Data integrity is also protected by a “capturing keystrokes” feature that remembers the first time data is entered into the system and eliminates the need to input the same data continually.

Device Support
One of the biggest advantages of .NET technology for consumers is its ability to connect and support a wide variety of stationary and mobile devices. IT professionals will appreciate the ease with which they can facilitate and maintain these connections over time.
XML Web services play an important role in device support. As mentioned previously, XML Web services allow various applications to share information over the Internet, regardless of the operating system or back-end software that the application is using. They also enable users to interact with a broad range of smart devices through the Web while ensuring that the user—not the application—controls the interaction.
Powerful client software such as the .NET Compact Framework, Windows CE .NET, and Windows XP enable a multitude of smart devices to operate and communicate through .NET and XML Web services. This collection of software empowers smart devices to access the Internet easily, providing a positive user experience while giving developers and IT administrators more control over their information.

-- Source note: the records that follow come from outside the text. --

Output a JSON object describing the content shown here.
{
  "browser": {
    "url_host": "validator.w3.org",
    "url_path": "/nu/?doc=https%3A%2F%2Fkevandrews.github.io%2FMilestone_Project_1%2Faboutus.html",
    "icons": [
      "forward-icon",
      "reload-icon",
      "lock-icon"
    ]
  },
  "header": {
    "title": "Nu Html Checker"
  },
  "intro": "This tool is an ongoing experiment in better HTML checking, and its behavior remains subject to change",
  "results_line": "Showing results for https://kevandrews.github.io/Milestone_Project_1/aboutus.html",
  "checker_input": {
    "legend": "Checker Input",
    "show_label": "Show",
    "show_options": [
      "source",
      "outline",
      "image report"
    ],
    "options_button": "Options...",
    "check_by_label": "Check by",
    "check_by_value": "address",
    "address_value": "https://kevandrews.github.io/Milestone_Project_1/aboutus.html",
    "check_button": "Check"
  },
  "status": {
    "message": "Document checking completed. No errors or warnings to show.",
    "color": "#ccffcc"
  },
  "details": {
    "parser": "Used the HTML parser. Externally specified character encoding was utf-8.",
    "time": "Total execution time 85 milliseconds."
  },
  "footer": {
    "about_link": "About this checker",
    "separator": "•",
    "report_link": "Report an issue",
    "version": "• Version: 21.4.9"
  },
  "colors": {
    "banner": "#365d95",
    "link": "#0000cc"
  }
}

Flexibility Proves Key for Scandinavian Airlines
Scandinavian Airlines System (SAS) recently implemented .NET technology to solve several problems associated with device support. The SAS IT group needed a technology that would be flexible enough to support a variety of popular phones and mobile devices used by customers accessing a single Web site (www.scandinavian.net) to check flight status and rebook flights.
Using the Microsoft Mobile Internet Toolkit in Visual Studio .NET, the SAS mobility and IT groups created the mobile presentation layer, adding mobile device access to their existing applications. They reused their existing back-end logic using the same application functionality.
Developers saved time by devising presentation logic for a number of different devices, including HTML Pocket PCs, WML (WAP) cell phones, cHTML cell phones, and HTML Palm devices. The SAS IT group used the mobile Web Forms controls (part of the Mobile Internet Toolkit) to create applications that work intelligently with each device.
In addition, the Mobile Internet Toolkit gave the SAS IT group the flexibility to add support for new devices, as well as to customize the markup for a specific device. The SAS Web site ultimately could support an unlimited range of devices. With the capacity for anytime, anywhere connectivity and system-to-user interconnection through .NET technology, SAS is strategically poised to further expand its client base and drive the way the travel industry communicates in the coming years.

Conclusion
Microsoft .NET is already shifting the focus from individual Web sites and devices connected to the Internet to constellations of computers, devices, and services that work together to deliver more comprehensive solutions. For IT professionals, this that means a wider scope of vision is required to manage advanced connectivity issues. But even as the field of vision expands, the possibility for error diminishes. .NET reduces the guesswork of many IT management tasks by:
• Helping to streamline deployment.
• Enabling interoperability with diverse systems, including legacy systems.
• Helping to enhance security.
• Reliably connecting and supporting both stationary and mobile devices.
For IT pros, the value of .NET lies in interoperability and the seamless connectivity of multiple systems and sources of data. Coupled with anytime, anywhere connectivity and system-to-user interconnection, .NET-connected software helps businesses deliver unprecedented levels of value to customers, partners and employees. By embracing .NET technology, IT professionals can empower their businesses to realize this vision.

Reference : Dilip Kumar Jena ( https://mstechexplore.wordpress.com )